What makes the notes that emanate from Marcus Miller’s ’77 Jazz so appealing and attractive to the ear? One of the “secrets” is his ever-present sense of groove, born in his early New York club years, where failing to lock it down at all times could result in bodily harm! He comments, “I’ve developed melodies and solos that are really a kind of bass line; I don’t lose the beat or use any big spaces, and I maintain some repetition—so you can hear the notes and feel them at the same time.” His new disc, Silver Rain, continues this multi-sensory tradition.
Examples 1a and 1b are from “Bruce Lee.” Ex. 1a shows the opening melody, first heard 0:18 into the track. Note the phrase repetition, colored by vocal-like phrasings and subtle note changes, as well as the cool double-thumbed run at the end of bar 3. In Ex. 1b, the tune’s main melody (at 0:37), Marcus uses the same formula—most effectively in the third ending, which cleverly alters some pitches found in the first-ending melody. Ex. 2 captures the essence of the ascending “Frankenstein” bridge lick (at 3:34 and 5:25), which is stated by Marcus and then played in unison by the band.

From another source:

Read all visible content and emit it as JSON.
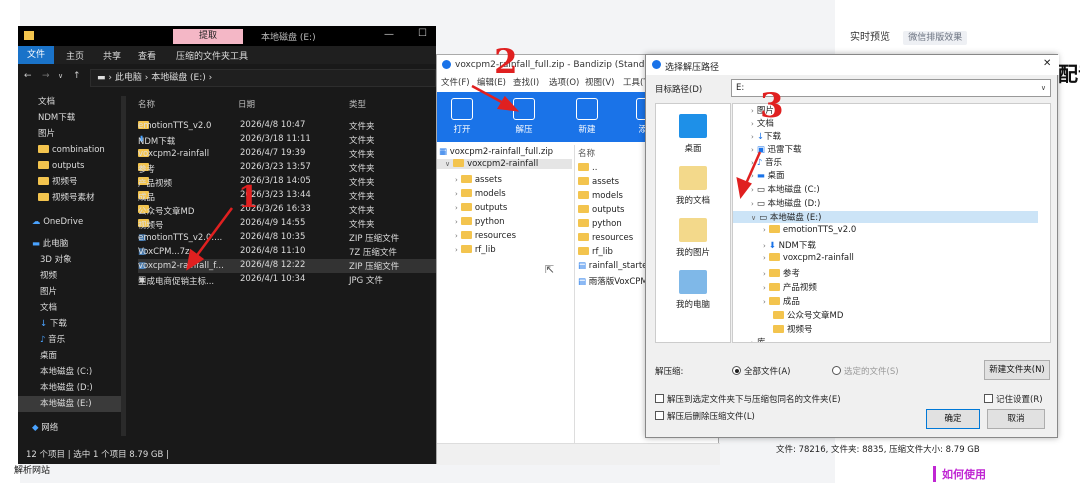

Examples 3a and 3b are from Miller’s cover of Stevie Wonder’s “Boogie On Reggae Woman.” Ex. 3a shows Marcus’s descending 7-chord opening; he was playing this passage to warm up before the take, but he ended up liking it and keeping it. He thumb-slaps the roots and flamenco-plucks the 7ths (with his index finger) and the 3rds (with his middle finger). Ex. 3b evokes Marcus’s attempt at Stevie Wonder’s original opening bass line, with hammer-ons and pull-offs used in a nod to Stevie’s keyboard bass style.

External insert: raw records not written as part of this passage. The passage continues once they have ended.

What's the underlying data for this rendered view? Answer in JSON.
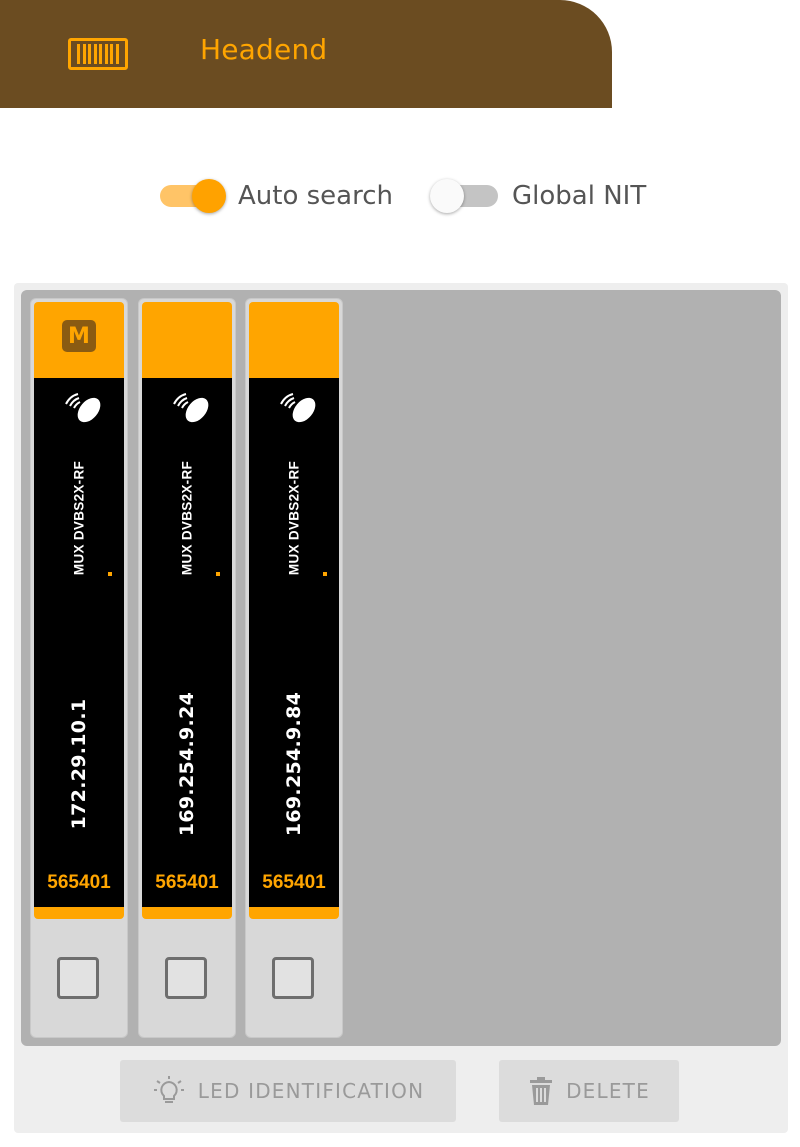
{
  "header": {
    "title": "Headend",
    "icon": "rack-module-icon",
    "background_color": "#6b4c21",
    "accent_color": "#ffa500"
  },
  "toggles": {
    "auto_search": {
      "label": "Auto search",
      "on": true
    },
    "global_nit": {
      "label": "Global NIT",
      "on": false
    }
  },
  "modules": [
    {
      "badge": "M",
      "name": "MUX DVBS2X-RF",
      "ip": "172.29.10.1",
      "serial": "565401",
      "checked": false
    },
    {
      "badge": "",
      "name": "MUX DVBS2X-RF",
      "ip": "169.254.9.24",
      "serial": "565401",
      "checked": false
    },
    {
      "badge": "",
      "name": "MUX DVBS2X-RF",
      "ip": "169.254.9.84",
      "serial": "565401",
      "checked": false
    }
  ],
  "buttons": {
    "led_identification": {
      "label": "LED IDENTIFICATION",
      "icon": "lightbulb-icon",
      "enabled": false
    },
    "delete": {
      "label": "DELETE",
      "icon": "trash-icon",
      "enabled": false
    }
  }
}
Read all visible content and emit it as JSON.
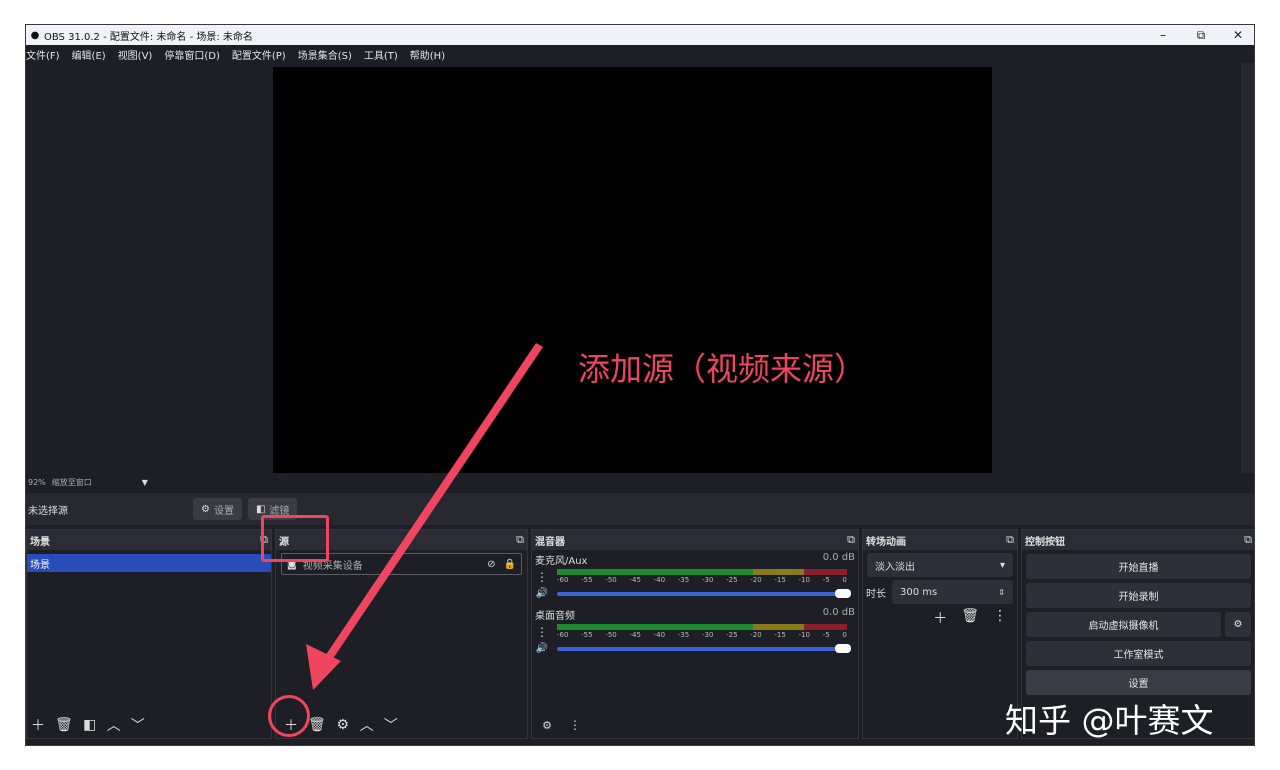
{
  "window": {
    "title": "OBS 31.0.2 - 配置文件: 未命名 - 场景: 未命名",
    "minimize": "–",
    "restore": "⧉",
    "close": "✕"
  },
  "menu": [
    "文件(F)",
    "编辑(E)",
    "视图(V)",
    "停靠窗口(D)",
    "配置文件(P)",
    "场景集合(S)",
    "工具(T)",
    "帮助(H)"
  ],
  "zoom": {
    "percent": "92%",
    "mode": "缩放至窗口",
    "arrow": "▼"
  },
  "source_toolbar": {
    "no_source": "未选择源",
    "settings": "设置",
    "filters": "滤镜"
  },
  "scenes": {
    "title": "场景",
    "items": [
      "场景"
    ]
  },
  "sources": {
    "title": "源",
    "items": [
      {
        "name": "视频采集设备"
      }
    ]
  },
  "mixer": {
    "title": "混音器",
    "channels": [
      {
        "name": "麦克风/Aux",
        "db": "0.0 dB"
      },
      {
        "name": "桌面音频",
        "db": "0.0 dB"
      }
    ],
    "scale": [
      "-60",
      "-55",
      "-50",
      "-45",
      "-40",
      "-35",
      "-30",
      "-25",
      "-20",
      "-15",
      "-10",
      "-5",
      "0"
    ]
  },
  "transitions": {
    "title": "转场动画",
    "selected": "淡入淡出",
    "duration_label": "时长",
    "duration": "300 ms"
  },
  "controls": {
    "title": "控制按钮",
    "buttons": [
      "开始直播",
      "开始录制",
      "启动虚拟摄像机",
      "工作室模式",
      "设置"
    ]
  },
  "annotation": "添加源（视频来源）",
  "watermark": "知乎 @叶赛文",
  "colors": {
    "highlight": "#f0455e",
    "selection": "#284cb8"
  }
}
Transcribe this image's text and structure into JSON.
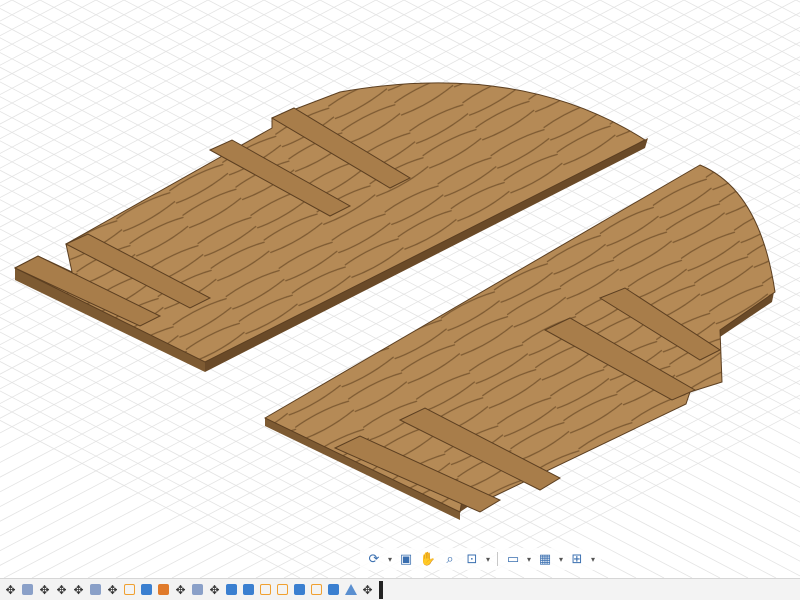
{
  "colors": {
    "wood_light": "#b58a56",
    "wood_dark": "#7d5a32",
    "wood_edge": "#6a4a28",
    "grid": "#e4e4e4",
    "toolbar_icon": "#3a6fb0"
  },
  "nav_toolbar": {
    "items": [
      {
        "icon": "orbit-icon",
        "glyph": "⟳"
      },
      {
        "icon": "pan-view-icon",
        "glyph": "▣"
      },
      {
        "icon": "hand-pan-icon",
        "glyph": "✋"
      },
      {
        "icon": "zoom-icon",
        "glyph": "🔍"
      },
      {
        "icon": "fit-icon",
        "glyph": "⊡"
      },
      {
        "icon": "display-settings-icon",
        "glyph": "▭"
      },
      {
        "icon": "grid-settings-icon",
        "glyph": "▦"
      },
      {
        "icon": "viewports-icon",
        "glyph": "⊞"
      }
    ]
  },
  "timeline": {
    "items": [
      "move-icon",
      "component-icon",
      "move-icon",
      "move-icon",
      "move-icon",
      "component-icon",
      "move-icon",
      "sketch-icon",
      "extrude-icon",
      "extrude-orange-icon",
      "move-icon",
      "component-icon",
      "move-icon",
      "extrude-icon",
      "extrude-icon",
      "sketch-icon",
      "sketch-icon",
      "extrude-icon",
      "sketch-icon",
      "extrude-icon",
      "mirror-icon",
      "move-icon"
    ]
  }
}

Ex. 4 shows the main “Paris” melody, stated by Marcus at 0:21. Listen not only for his vocal-inspired inflections, but also the varying degrees of soft and hard plucking. Ex. 5 shows the main reggae-inspired bass line from “Silver Rain,” first heard at 0:15. Marcus de-tuned the E string on his ’77 Jazz to get the D in the 2nd and 4th endings, and he also placed some tissue paper under the strings, in front of the bridge, for dampening.